57Ethical, Legal, and Social Implications Julia Krushkal4/11/2017Ethical, Legal, and Social ImplicationsApproachesEthical considerations incorporated from the inception of the HapMap projectChoice of several world populationsNew samples obtained with appropriate consent, rather than use of previously stored samplesNo personal identifiers included(CEPH samples have links to individuals, strictly confidential)No medical information includedPopulation and gender information includedCommunity engagement, taking into account international and local ethical guidelinesCommunity Advisory Groups established/can withdraw community samplesSensitivity to cultural issuesNature Reviews Genet :
67Beyond the HapMap 1000 Genomes Julia KrushkalBeyond the HapMap4/11/20171000 GenomesAn international research consortium formed to create the most detailed and medically useful picture to date of human genetic variation.
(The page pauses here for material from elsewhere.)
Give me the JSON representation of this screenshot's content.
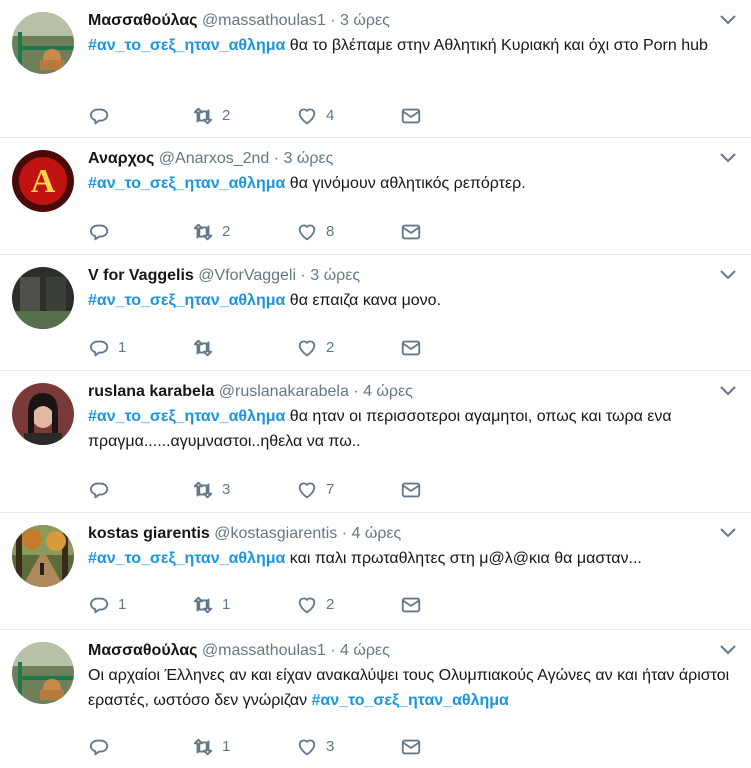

The project involves sequencing the genomes of approximately 1200 people from around the world and receives major support from the Wellcome Trust Sanger Institute in Hinxton, England, the Beijing Genomics Institute Shenzhen in China and the National Human Genome Research Institute (NHGRI), part of the National Institutes of Health (NIH).
681000 GenomesAn international research consortium formed to create the most detailed and medically useful picture to date of human genetic variation. The project involves sequencing the genomes of approximately 1200 people from around the world and receives major support from the Wellcome Trust Sanger Institute in Hinxton, England, the Beijing Genomics Institute Shenzhen in China and the National Human Genome Research Institute (NHGRI), part of the National Institutes of Health (NIH).
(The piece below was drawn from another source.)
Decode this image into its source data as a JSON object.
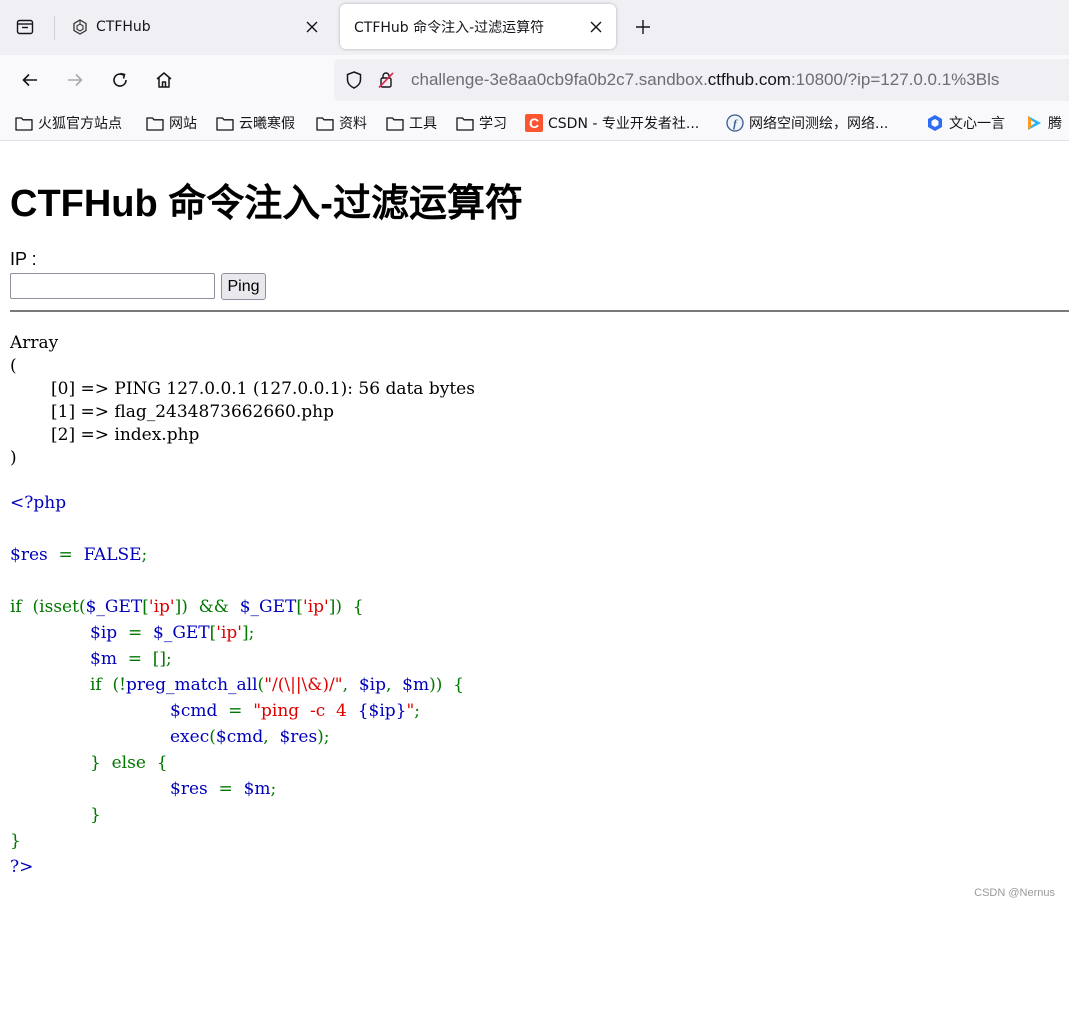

69The goal of the 1000 Genomes Project is to find most genetic variants that have frequencies of at least 1% in the populations studied
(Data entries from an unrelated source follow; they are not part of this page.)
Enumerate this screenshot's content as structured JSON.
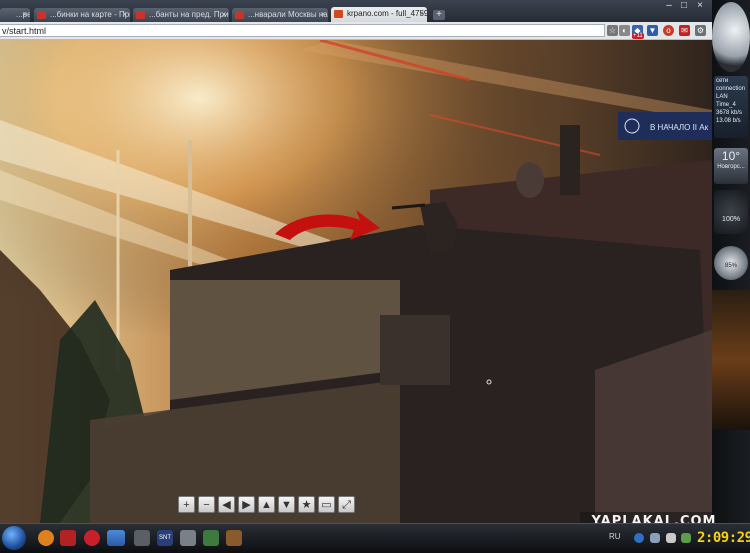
{
  "tabs": [
    {
      "label": "...рематы...",
      "active": false
    },
    {
      "label": "...бинки на карте - Прибл...",
      "active": false
    },
    {
      "label": "...банты на пред. Прие...",
      "active": false
    },
    {
      "label": "...нварали Москвы на со...",
      "active": false
    },
    {
      "label": "krpano.com - full_47593x...",
      "active": true
    }
  ],
  "new_tab_label": "+",
  "window_controls": {
    "minimize": "–",
    "maximize": "□",
    "close": "×"
  },
  "address_bar": {
    "value": "v/start.html"
  },
  "toolbar_badge": "+11",
  "scene_sign": "В НАЧАЛО II Ак",
  "nav_buttons": [
    {
      "name": "zoom-in-button",
      "icon": "+"
    },
    {
      "name": "zoom-out-button",
      "icon": "−"
    },
    {
      "name": "pan-left-button",
      "icon": "◀"
    },
    {
      "name": "pan-right-button",
      "icon": "▶"
    },
    {
      "name": "pan-up-button",
      "icon": "▲"
    },
    {
      "name": "pan-down-button",
      "icon": "▼"
    },
    {
      "name": "autorotate-button",
      "icon": "★"
    },
    {
      "name": "hotspot-button",
      "icon": "▭"
    },
    {
      "name": "fullscreen-button",
      "icon": "⤢"
    }
  ],
  "gadgets": {
    "network": {
      "line1": "сети",
      "line2": "connection",
      "line3": "LAN",
      "line4": "Time_4",
      "line5": "3678 kb/s",
      "line6": "13.08 b/s"
    },
    "weather": {
      "temp": "10°",
      "city": "Новгорс..."
    },
    "cpu": {
      "percent": "100%"
    },
    "meter": {
      "percent": "85%"
    }
  },
  "taskbar": {
    "lang": "RU",
    "clock": "2:09:29"
  },
  "watermark": "YAPLAKAL.COM",
  "colors": {
    "accent_arrow": "#c4100f",
    "clock": "#f3d11c"
  }
}
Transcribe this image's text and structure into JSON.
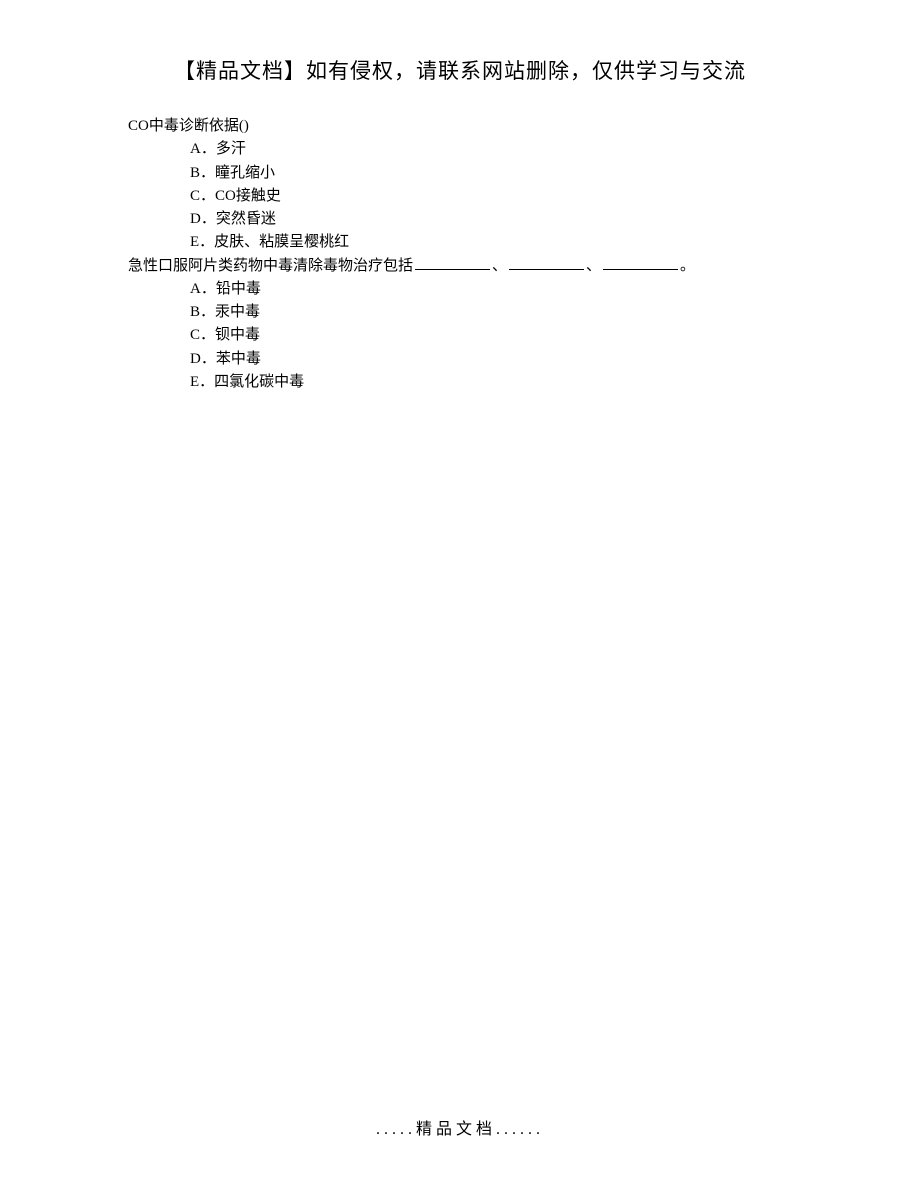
{
  "header": "【精品文档】如有侵权，请联系网站删除，仅供学习与交流",
  "questions": [
    {
      "text": "CO中毒诊断依据()",
      "options": [
        "A．多汗",
        "B．瞳孔缩小",
        "C．CO接触史",
        "D．突然昏迷",
        "E．皮肤、粘膜呈樱桃红"
      ]
    },
    {
      "text_prefix": "急性口服阿片类药物中毒清除毒物治疗包括",
      "text_sep": "、",
      "text_suffix": "。",
      "blanks_count": 3,
      "options": [
        "A．铅中毒",
        "B．汞中毒",
        "C．钡中毒",
        "D．苯中毒",
        "E．四氯化碳中毒"
      ]
    }
  ],
  "footer": ".....精品文档......"
}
73Both Affymetrix and Illumina’s newest genotyping platforms include variants discovered in the 1000 genomes project.
74Illumina HumanOmni1-Quad BeadChip Kits 4-sampleContains aggressively selected SNP and CNV probesMarkers derived from the 1,000 Genomes Project, all three HapMap phases, and recently published studies.>1 Mln available assays per sample, containing carefully selected content that delivers dense coverage of the human genome and targets regions known to play a role in human disease.SNP selection optimized to maintain comprehensive genomic coverage, while reducing tag SNP redundancy.This has enabled the inclusion of additional content carefully chosen to target high-value regions of the genome and new coding variants identified by the 1000 Genomes Project including:ABO blood typing SNPs, cSNPs, disease-associated SNPs, eSNPs, SNPs in mRNA splice sites, Absorption, Distribution, Metabolism and Excretion (ADME genes), Ancestry-Informative Markers (AIMs), HLA complexes, indels, introns, MHC regions, miRNA binding sites, mitochondrial DNA, pseudoautosomal region (PAR), promoter regions, and Y-chromosome
75Illumina HumanOmni1-Quad BeadChip Kits Includes 10,000 SNPs targeting four 1Mb regions known to be associated with three or more human diseases> 31,000 SNPs predicted to be non-synonymous; 40,000 SNPs covering an additional 100 intervals surrounding published peak markers from the NHGRI GWAS database; and the remaining top single-marker associated SNPs from the GWAS database.High density markers with a median spacing of 1.2 kb ensure the highest level of resolution for CNV identification in the industryA complete optimization of the BeadChip design increases the available complexity, while reducing the amount of required DNA to 200 ng